This was outlined in the Throne Speech delivered last Thursday, at Gordon House, by Governor General Sir Patrick Allen.

Notable among the legislation are: the Caribbean Court of Justice (Constitution) (Amendment) Bill; the Caribbean Court of Justice (Original Jurisdiction) Bill; and the Judicature (Appellate Jurisdiction) (Amendment) Bill which, collectively, give constitutional entrenchment to the Caribbean Court of Justice (CCJ) as Jamaica's final Court of Appeal.

Passage of these is expected to result in the Caribbean Court of Justice replacing the colonial Judicial Committee of the United Kingdom Privy Council, located in London.

Delivering his address under the theme: 'Partnership for Development: Inclusive Growth ... Expanding Opportunities', the governor general pointed out that the 2015-16 parliamentary year is expected to be equally active as the previous one, as the Government seeks to improve the justice system, "and protect all Jamaicans".

 

Criminal Justice Administration Act

 

Another legislation outlined by the governor general is the Criminal Justice Administration (Amendment) Act, which makes provision for sentence reduction on guilty pleas.

This, he explained, would "remove the existing disincentive to pleading guilty to offences which carry mandatory minimum sentences".

Also scheduled, he informed, is the Jury (Amendment) Bill, which will bring "important reforms" to the jury system, which is currently "beset with challenges" that cause "significant" delays in the trials of serious criminal cases.
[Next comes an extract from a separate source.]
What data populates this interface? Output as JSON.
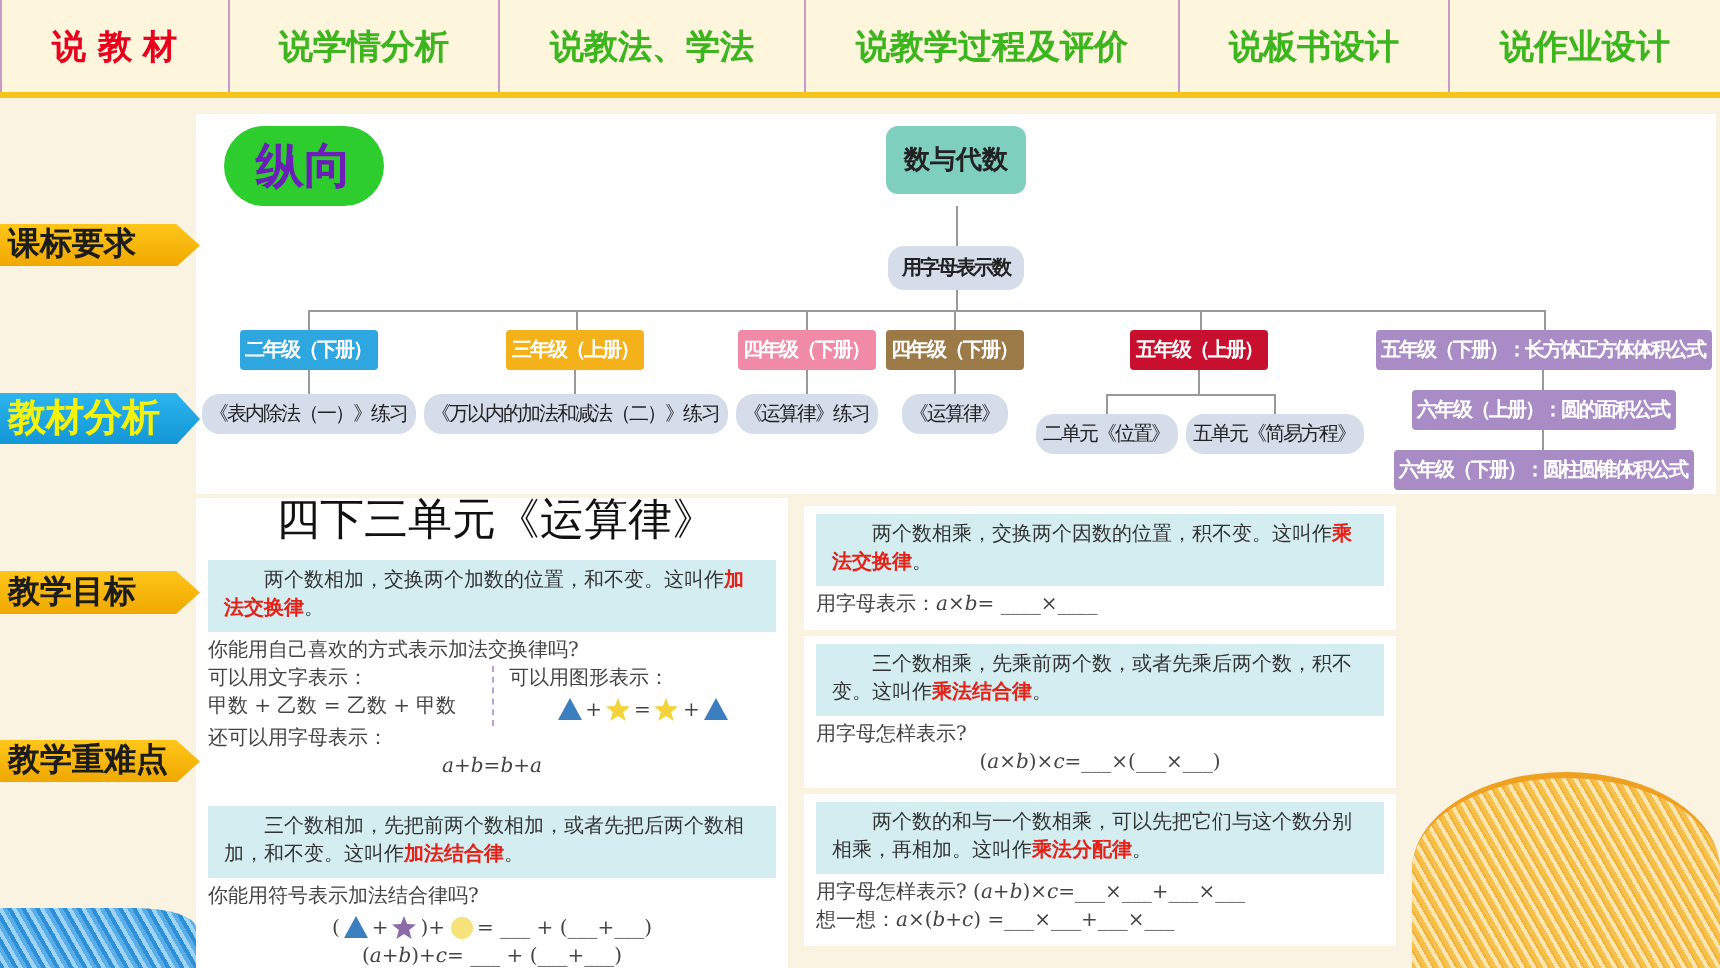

There is also the Sexual Harassment Act which, the governor general explained, would provide legal protection for persons at the workplace and in other institutions.

"It will give recourse, both to the courts and to the Industrial Disputes Tribunal, whose mandate and capacity will be expanded to deal with these claims, thereby providing effective redress for victims," he noted.

Also shortlisted is the Cybercrimes (Amendment) Act, which the governor general explained, will provide more "robust" tools to facilitate the investigation and prosecution of cybercrimes, "and to bring the Act in line with international best practice".

The governor general also advised that the long-awaited amendment to the Road Traffic Act would significantly modernise the current legislation, and "give support (for) higher levels of discipline and orderly behaviour on the nation's roads".